If we assume that initially both gases have the same volume and temperature then after removing the partition each gas occupies double the previous volume while the temperature and the I.E. of the system remains the same, but we find that the entropy increase.

The reason is obvious, as the mixing process is irreversible and irreversible process is always associated with the increase in entropy.

Thus an irreversible process always tends to take the system (isolated) to state of greater disorder. It is a tendency on the part of nature to proceed to a state of greatest disorder. And an isolate system always tends to a state of greater entropy. So there is a close link between entropy and disorder.

It may be stated roughly that “The entropy of a system is a measure of the degree of molecular disorder existing in the system”. When heat is supplied to the system, the disorderly motion of molecules increases and so the entropy of the system increases. The reverse occurs when heat is removed from the system.

** 6. Property Relations from Energy Equations****: **

For deriving the equation for change of entropy it is essential to know equation based on I and II law of thermodynamics.

We know that, change in entropy for a reversible process is given by,

** 7. General Equations for Change in Entropy****: **

We know that, the first law applied to a closed system undergoing a process gives,

Q – W = ΔU

Now consider a unit mass of a gas which changes its states from pressure P_{1}, specific volume v_{1} and temperature T_{1} to a new state P_{2}, V_{2}, T_{2}.

For unit mass q = Δu + w

In the differential form

** 8. Change in Entropy during Various Processes****: **

Now to derive the equations for change of entropy during,

** 9. Representation of Various Processes on T-S Chart****: **

Various processes are shown on T-S diagram. Note that constant volume lines on T-S diagram have steep slope compared to constant pressure lines.

** 10. Pure Substance and Change of Entropy****: **

We define a pure substance as a system which is homogeneous in composition and chemical aggregation that remains invariable with time.

In many cases we have to deal with system of fixed chemical composition with changing phases, as for example, in case of vapour power generation and refrigeration cycles. In the former system water is commonly used whereas in the latter system ammonia, freon etc. are used. In these applications we find the working substance as liquid in one part of the cycle and as vapour or mixture of vapour and liquid in another part of the cycle and as vapour or mixture of vapour and liquid in another part of the cycle.

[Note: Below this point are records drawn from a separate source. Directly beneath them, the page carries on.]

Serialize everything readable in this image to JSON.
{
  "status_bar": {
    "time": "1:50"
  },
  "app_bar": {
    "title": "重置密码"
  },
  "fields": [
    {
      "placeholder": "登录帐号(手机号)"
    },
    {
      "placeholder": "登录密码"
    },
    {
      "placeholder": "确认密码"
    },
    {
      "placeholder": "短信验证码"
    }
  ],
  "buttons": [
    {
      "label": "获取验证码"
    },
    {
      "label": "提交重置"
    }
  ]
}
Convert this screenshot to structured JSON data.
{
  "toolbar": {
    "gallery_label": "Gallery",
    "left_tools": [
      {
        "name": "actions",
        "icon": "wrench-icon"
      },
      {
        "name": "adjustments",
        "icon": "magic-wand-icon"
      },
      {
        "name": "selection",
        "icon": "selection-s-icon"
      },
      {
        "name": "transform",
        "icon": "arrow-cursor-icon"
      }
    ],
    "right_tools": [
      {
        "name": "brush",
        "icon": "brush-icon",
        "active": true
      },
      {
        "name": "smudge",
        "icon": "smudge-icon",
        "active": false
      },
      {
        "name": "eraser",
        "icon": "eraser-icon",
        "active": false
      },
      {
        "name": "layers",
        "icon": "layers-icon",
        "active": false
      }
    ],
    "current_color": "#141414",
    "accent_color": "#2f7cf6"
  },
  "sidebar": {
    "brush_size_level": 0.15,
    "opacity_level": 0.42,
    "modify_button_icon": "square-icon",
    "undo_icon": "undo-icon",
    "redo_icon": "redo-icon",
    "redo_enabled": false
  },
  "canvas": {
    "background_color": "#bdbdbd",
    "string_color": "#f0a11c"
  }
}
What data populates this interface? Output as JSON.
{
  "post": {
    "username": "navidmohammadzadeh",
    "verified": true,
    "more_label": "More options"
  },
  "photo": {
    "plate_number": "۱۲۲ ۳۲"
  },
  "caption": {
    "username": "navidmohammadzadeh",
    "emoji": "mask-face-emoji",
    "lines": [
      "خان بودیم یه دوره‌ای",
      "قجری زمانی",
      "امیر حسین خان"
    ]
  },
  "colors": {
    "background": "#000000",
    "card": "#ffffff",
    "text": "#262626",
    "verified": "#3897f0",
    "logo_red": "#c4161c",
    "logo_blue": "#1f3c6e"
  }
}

The change in phase of the substance in the cycle is of physical nature only as its chemical composition remains unchanged. These fall in the category of pure substance.

We define a pure substance as a system which is homogeneous in composition and chemical aggregation than remain invariable with time.

A pure substance can exist in three different states of aggregation viz. solid, liquid and gas. It may exist in a single phase like solid, liquid, gas or more than one phase which are in equilibrium with each other. Thus a mixture of water and ice, water and steam, water and ice are all examples of pure substance.

Third law of thermodynamics states “The entropy of a pure substance in complete thermodynamic equilibrium becomes zero at the absolute zero of temperature”.

This law enables the absolute entropies of pure substances to be calculated from the fundamental definition of entropy, with S_{O} set equal to zero.

Therefore, the change of entropy of a pure substance when it undergoes a reversible process, can be calculated as in case of ideal gases.

Thus, ΔS_{w }=_{ }Change in entropy of 1 kg water when heated at constant pressure from 0° C to saturation temperature.

** 11. Third Law of Thermodynamics**** (Entropy): **

Statistical analysis suggests that the entropy of a substance tends to zero as absolute zero temperature is reached.

This point has been so intensely investigated, that it is probably safe to say that at absolute zero temperature, the entropy of a pure substance in some perfect crystalline form becomes zero, a generalisation known as the Third law.

It is found that the specific heats approach zero as temperature tends to zero and the difference C_{p} – C_{v} also approaches zero, because the co-efficient of thermal expansion approaches zero.